By Kristin Lam
“I don’t see myself as a designer with one focus or specialization—at least not yet,” Tsui says. “Currently, I am really into branding. Some might say that’s the cheater’s way of saying ‘all types of design,’ but I think that’s what excites me—branding touches everything!”
Now a senior brand designer at Hired, Tsui has done many different projects. Some of her previous work includes leading digital marketing projects at Apple and an in-store digital experience for Old Navy. She finds telling meaningful stories about products fun and challenging.
“You really have to think about how all the experiences will come together to evoke an emotional connection, so it requires knowing a bit about product design, marketing, service design, and messaging,” Tsui says. “When done well, it can make for some really memorable experiences—and that’s my ultimate goal as a designer.”
Tsui’s design work is driven by people. As a self-described highly empathetic person, Tsui aims to to create experiences that improve people’s quality of life.
“Whether my design is used to inspire, teach, or redefine the status quo, I want to create things that do good for others,” Tsui says.
To her, artistic creativity is the match that sparks ideas and communication is the tinder that grows them. She encourages new designers to remember that “there are no wasted experiences, so don’t be afraid to try and fail” and that “unbridled passion is infectious.”
“I think that they are someone that can look at a visual or conceptual problem and address it in different ways, see all the various angles and aspects of how it can be solved,” Granados says. “From a technical standpoint, as well as from a design, emotional, or conceptual standpoint, there’re so many facets of design that we have to consider. And I think creativity is a large part of that.”
At Odopod, she leads digital projects as the Associate Design Director. Granados believes it’s her job to maintain the vision of the project so that the final product is functional, beautiful, and meaningful. She describes project management to be more abstract than technical skills in programs such as Illustrator.
“When you can’t actually have your hands on it yourself, that’s when training your design eye and brain and those skills that you learned in school are really important,” Granados explains. “You have to be able to look at something, understand, and sense that something isn’t quite there yet.
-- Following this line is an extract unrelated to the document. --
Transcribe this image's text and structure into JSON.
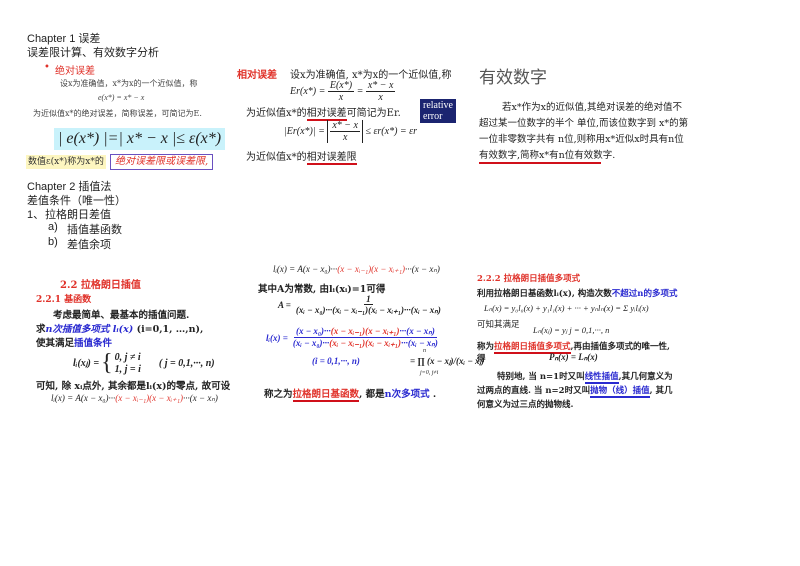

And be able to then give feedback of why and what to do next.”
Working in digital design specifically presents what she considers to be a fascinating challenge: thinking of the larger user experience. Along the user journey, Granados says that design, product, and, interface should change and speak to the user in different ways. Connected scenarios, multiple entry points, and how people plan to use it need to be considered.
Granados still finds learning about a wide variety of subjects to be one of the most exciting aspects of design. In order to create meaningful work for clients—whether it’s a long- or short-term project on luxury watches or multiple sclerosis—developing understanding and expertise inspires her.
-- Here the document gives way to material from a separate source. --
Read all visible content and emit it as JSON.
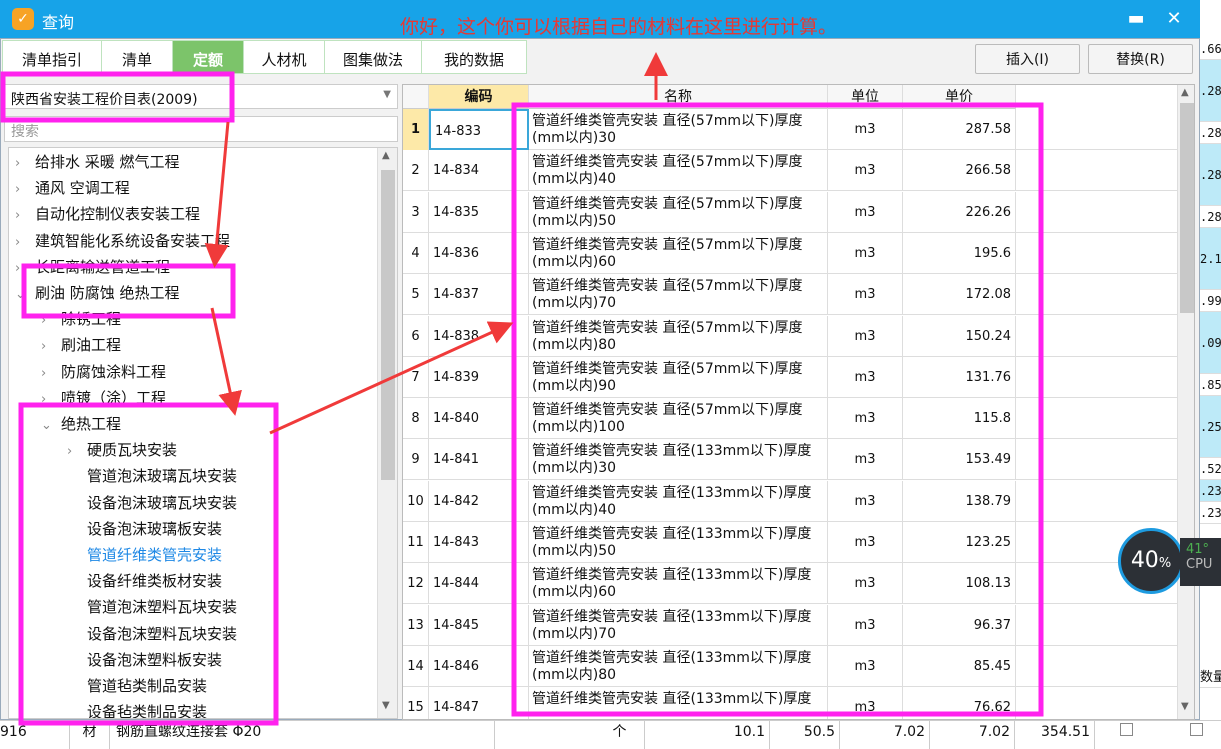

“If you’re a curious person, if you’re someone who is interested in learning different aspects of the world and life and how they work, then that’s one of the cool benefits of this career,” Granados says. “You really get that exposure. For me, those types of projects—something where I can learn something new, stretch my brain, and do something different than I’ve done before—is something that I’m always looking for.”